Knee pain ; Most surgeries don’t work says the NY Times but there are things you can do that can help.

Knee pain ; Most surgeries don’t work says the NY Times but there are things you can do that can help.

Knee pain has been a great business model for the medical profession.  Most of us know someone who had arthroscopic surgery, or had injections that seemed to relieve the problem, yet eventually, their knees wore out anyway.

Knee replacement surgery is a big business as well for the medical profession, and like arthroscopic surgery, many of us also know someone who had this done as well.

Recent studies suggest that most knee procedures long term are ineffective, and many people who have had knee surgery will have another either in the same knee or a different knee.

On the other hand, studies also conclude that physical therapy is likely to be as or more effective, at a lower cost and at a lower level of risk, yet therapy is a broad term that is essentially meaningless in the wrong hands.

Perhaps, the myopic way most healthcare professionals evaluate your knees is the problem. Current studies suggests health care professionals need to do things differently to get a better result.

After years of poor function and improper management, our knee joints may be already  irreparably damaged and require a replacement now that the joint is bone on bone.

The NY Times recently wrote an article concerning knee problems and how their reporter, like many others had meniscus surgeries, injections such as Synvisc and assumed that her years of playing tennis is why her knees went bad.  You can read her article here. If tennis was the reason for knee pain, wouldn’t all tennis players have bad knees?

Her recommendations  included the following well worn advice such as:

  1. 1. If you are overweight, lose weight. The more you weigh, the more pressure on your knees with every step and the more they are likely to hurt when walking or climbing stairs.

2. Pay attention to the activities that aggravate knee pain and try to avoid those that are not essential, like squatting or sitting too long in one place.

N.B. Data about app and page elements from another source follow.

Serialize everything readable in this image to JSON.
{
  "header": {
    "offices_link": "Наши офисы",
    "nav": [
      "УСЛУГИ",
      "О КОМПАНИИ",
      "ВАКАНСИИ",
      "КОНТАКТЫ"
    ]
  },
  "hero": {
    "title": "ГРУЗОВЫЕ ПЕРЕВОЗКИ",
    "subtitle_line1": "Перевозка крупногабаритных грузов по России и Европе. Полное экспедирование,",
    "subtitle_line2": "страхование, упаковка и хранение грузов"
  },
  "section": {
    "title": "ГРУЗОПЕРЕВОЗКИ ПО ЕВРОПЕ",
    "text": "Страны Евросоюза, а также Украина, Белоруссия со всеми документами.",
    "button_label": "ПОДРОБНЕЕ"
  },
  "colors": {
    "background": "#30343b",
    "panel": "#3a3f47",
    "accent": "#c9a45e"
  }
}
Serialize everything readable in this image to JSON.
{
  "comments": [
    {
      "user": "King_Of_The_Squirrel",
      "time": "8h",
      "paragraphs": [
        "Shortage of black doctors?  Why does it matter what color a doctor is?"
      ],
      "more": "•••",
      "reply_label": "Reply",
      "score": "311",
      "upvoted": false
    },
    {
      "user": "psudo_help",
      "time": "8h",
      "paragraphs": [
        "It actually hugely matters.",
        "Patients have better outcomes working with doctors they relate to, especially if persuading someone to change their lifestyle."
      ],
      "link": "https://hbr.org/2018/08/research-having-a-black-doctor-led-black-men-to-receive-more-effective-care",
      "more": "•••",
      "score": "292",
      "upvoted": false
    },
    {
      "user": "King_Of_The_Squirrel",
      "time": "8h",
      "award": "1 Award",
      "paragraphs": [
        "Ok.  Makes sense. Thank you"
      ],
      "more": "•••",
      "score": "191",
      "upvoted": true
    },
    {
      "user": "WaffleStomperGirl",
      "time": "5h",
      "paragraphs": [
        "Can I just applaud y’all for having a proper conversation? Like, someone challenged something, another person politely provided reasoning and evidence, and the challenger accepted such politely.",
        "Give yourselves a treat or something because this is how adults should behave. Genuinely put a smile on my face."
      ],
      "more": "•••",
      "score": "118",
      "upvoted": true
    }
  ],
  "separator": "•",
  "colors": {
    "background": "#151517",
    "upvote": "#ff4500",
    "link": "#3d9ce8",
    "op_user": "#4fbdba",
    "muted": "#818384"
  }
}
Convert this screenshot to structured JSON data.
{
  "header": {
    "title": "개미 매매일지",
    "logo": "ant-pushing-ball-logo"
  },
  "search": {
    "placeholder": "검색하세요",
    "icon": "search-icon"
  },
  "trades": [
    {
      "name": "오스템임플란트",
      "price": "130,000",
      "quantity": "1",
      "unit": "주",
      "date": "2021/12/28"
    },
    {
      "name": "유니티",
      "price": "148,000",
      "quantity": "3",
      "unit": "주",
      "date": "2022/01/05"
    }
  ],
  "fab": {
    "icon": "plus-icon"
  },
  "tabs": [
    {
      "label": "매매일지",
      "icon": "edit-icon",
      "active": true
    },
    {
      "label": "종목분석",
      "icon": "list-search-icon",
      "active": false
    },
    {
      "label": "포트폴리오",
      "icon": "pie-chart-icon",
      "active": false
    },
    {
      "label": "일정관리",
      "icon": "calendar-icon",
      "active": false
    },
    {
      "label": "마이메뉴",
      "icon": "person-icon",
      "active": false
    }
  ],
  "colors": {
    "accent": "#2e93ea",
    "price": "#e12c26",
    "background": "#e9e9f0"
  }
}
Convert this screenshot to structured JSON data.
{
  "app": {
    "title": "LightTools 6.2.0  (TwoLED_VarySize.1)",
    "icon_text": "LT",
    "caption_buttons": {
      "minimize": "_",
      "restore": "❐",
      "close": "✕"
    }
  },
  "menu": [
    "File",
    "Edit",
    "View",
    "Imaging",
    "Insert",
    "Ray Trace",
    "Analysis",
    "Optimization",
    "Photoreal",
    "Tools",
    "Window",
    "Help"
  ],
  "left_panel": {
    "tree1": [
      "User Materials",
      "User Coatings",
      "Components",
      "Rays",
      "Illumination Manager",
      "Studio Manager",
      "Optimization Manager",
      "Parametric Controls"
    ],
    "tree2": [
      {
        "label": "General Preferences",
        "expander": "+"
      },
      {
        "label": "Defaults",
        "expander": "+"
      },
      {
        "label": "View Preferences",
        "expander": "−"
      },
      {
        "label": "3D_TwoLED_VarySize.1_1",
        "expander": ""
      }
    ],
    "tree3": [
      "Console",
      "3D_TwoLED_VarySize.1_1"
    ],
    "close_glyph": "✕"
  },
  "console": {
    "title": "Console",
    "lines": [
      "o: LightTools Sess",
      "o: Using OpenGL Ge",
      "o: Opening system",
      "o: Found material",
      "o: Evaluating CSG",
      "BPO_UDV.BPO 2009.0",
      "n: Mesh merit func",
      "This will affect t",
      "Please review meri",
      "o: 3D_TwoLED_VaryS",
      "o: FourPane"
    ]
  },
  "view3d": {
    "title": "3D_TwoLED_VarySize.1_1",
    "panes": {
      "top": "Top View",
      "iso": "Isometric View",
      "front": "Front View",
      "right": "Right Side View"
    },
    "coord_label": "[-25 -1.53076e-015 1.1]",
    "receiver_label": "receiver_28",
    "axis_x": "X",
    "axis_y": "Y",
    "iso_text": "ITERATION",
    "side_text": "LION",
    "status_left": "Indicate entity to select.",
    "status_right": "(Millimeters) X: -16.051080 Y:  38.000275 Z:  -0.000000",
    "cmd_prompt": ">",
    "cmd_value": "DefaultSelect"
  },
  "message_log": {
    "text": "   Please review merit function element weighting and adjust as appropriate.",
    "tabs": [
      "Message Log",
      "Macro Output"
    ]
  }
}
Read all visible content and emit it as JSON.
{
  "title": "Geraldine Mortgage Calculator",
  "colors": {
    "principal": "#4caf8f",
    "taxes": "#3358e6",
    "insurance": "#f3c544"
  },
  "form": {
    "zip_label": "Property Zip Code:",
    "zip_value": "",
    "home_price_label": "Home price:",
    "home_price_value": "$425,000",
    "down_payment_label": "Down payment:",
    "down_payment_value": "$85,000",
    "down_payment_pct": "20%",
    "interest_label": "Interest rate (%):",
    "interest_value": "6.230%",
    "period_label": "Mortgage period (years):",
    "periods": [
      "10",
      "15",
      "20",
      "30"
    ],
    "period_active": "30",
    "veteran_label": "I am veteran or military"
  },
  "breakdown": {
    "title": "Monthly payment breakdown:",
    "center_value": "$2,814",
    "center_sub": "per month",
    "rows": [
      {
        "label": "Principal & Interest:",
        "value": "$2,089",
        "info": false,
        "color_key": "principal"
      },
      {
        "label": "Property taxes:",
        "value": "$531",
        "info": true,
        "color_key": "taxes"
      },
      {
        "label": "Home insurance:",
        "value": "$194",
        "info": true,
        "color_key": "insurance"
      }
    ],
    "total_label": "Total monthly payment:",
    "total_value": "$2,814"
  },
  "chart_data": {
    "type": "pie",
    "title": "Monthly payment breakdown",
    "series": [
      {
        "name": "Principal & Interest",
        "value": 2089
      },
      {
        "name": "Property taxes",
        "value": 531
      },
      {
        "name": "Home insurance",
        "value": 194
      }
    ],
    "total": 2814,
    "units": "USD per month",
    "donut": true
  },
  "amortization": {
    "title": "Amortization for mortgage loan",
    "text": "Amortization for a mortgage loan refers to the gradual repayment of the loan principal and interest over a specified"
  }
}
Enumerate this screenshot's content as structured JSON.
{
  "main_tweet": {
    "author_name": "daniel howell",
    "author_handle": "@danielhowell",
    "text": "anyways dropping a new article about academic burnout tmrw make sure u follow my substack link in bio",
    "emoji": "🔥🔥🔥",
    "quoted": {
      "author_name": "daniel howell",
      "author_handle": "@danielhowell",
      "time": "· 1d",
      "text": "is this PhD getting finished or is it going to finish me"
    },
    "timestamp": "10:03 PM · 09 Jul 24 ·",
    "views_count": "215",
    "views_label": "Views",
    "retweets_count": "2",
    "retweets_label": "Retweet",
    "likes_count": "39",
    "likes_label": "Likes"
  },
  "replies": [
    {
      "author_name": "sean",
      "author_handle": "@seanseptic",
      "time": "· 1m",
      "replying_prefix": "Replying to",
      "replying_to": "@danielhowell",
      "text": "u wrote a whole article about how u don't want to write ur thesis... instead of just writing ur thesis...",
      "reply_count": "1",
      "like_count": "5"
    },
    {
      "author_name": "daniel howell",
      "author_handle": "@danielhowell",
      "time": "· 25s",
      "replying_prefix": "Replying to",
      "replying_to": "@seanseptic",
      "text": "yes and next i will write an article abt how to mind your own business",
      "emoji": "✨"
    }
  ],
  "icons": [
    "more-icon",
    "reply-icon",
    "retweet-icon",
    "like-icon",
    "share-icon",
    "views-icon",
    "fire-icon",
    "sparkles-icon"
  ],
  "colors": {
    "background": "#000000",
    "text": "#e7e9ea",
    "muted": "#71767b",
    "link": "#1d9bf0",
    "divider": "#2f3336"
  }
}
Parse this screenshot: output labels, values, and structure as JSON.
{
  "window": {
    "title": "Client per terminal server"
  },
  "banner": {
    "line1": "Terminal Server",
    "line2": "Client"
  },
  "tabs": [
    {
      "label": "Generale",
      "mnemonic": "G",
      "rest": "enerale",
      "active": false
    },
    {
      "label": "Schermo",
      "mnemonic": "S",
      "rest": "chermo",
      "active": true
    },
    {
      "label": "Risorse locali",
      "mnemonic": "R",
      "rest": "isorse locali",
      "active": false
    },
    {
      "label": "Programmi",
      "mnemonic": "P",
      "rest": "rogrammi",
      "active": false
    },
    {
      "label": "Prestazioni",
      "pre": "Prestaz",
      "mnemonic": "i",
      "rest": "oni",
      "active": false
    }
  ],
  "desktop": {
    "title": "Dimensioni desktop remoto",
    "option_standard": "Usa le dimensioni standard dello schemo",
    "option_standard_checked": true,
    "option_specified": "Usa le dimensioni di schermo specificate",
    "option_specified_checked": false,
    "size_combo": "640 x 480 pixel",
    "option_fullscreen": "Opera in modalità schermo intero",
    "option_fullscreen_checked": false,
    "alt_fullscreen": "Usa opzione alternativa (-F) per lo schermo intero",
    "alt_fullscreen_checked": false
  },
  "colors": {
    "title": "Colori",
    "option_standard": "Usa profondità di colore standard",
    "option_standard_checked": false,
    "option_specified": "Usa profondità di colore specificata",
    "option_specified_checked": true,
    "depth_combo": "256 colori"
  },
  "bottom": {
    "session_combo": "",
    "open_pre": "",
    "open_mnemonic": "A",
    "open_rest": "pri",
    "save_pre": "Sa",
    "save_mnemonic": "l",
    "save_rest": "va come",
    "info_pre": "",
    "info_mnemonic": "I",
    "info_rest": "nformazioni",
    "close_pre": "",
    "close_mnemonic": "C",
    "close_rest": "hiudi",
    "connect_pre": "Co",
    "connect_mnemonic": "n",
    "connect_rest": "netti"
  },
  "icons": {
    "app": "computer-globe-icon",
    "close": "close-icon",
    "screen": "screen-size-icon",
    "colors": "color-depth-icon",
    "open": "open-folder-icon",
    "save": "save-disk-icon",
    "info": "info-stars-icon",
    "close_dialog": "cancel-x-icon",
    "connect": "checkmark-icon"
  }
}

3. If the pain is bad enough, take an over-the-counter pain reliever like acetaminophen (Tylenol and others) or an NSAID (nonsteroidal anti-inflammatory drug) like ibuprofen or naproxen.

4. Probably most helpful of all, undergo one or more cycles of physical therapy administered by a licensed therapist, perhaps one who specializes in knee pain. Be sure to do the recommended exercises at home and continue to do them indefinitely lest their benefits dissipate.

5. Consider consulting an occupational therapist who can teach you how to modify your activities to minimize knee discomfort.

While her advice sounds logical based on the current evidence,  knee pain is often a symptom of a gait related problem, and the knee is just a conduit.   Perhaps, this is why core training helps improve knee pain, often better than many of these procedures do.   Medically speaking, doctors are taught to treat or manage the symptom of knee pain, rather than evaluate the mechanism that causes knee pain and treat the cause instead. If you follow her advice, you are likely to have a similar unacceptable outcome based on conventional thinking.

A stable core can improve knee function because it reduces the loads on the legs.   In most of us, knee problems begin from the ground up.  Growing evidence showing that training the core can help.  You can read more here and here.

To adequately diagnose a knee problem, your doctor must consider your core, your knees, your feet and your hips.   To be even more thorough, they must also look at your upper body since it can affect the way you walk in ways that seem unimaginable. This is why you want your healthcare practitioner to be holistic (looking at you) rather than reductionistic (looking at the symptomatic area).

When the knees are already bad, you have waited way too long to see the right person for the right advice.   Most sports chiropractors will take a comprehensive holistic approach to evaluation and often, a treadmill evaluation and video can be a great diagnostic tool.

Since most people who have chronic knee pain have inherited mechanical traits that have resulted in the problem later on in life, you can be a great help to your children by addressing these issues while they are young.   Most shin problems and running injuries are not as innocent as they look and the right advice can make all the difference at those young ages.

Sports chiropractors are uniquely trained to help you change the rules of the game to alter the eventual outcome of bad knees.   The typical approach of seeing a number of specialists has been shown largely to be an expensive  failure in helping people avoid bad knees.   Preventing degeneration by improving function is a much better approach to having replacement knees that take months of rehab and are likely never to work as well as the original ones did.

See your sports chiropractor first to get the best evaluation and treatment for your knees.  Seeing the right person first  is simpler, more cost effective and is a better overall approach to knee pain relief. Looking at you and understanding first why you hurt rather than where is the best approach to a diagnosis that can lead to more effective care and prevention of chronic knee pain.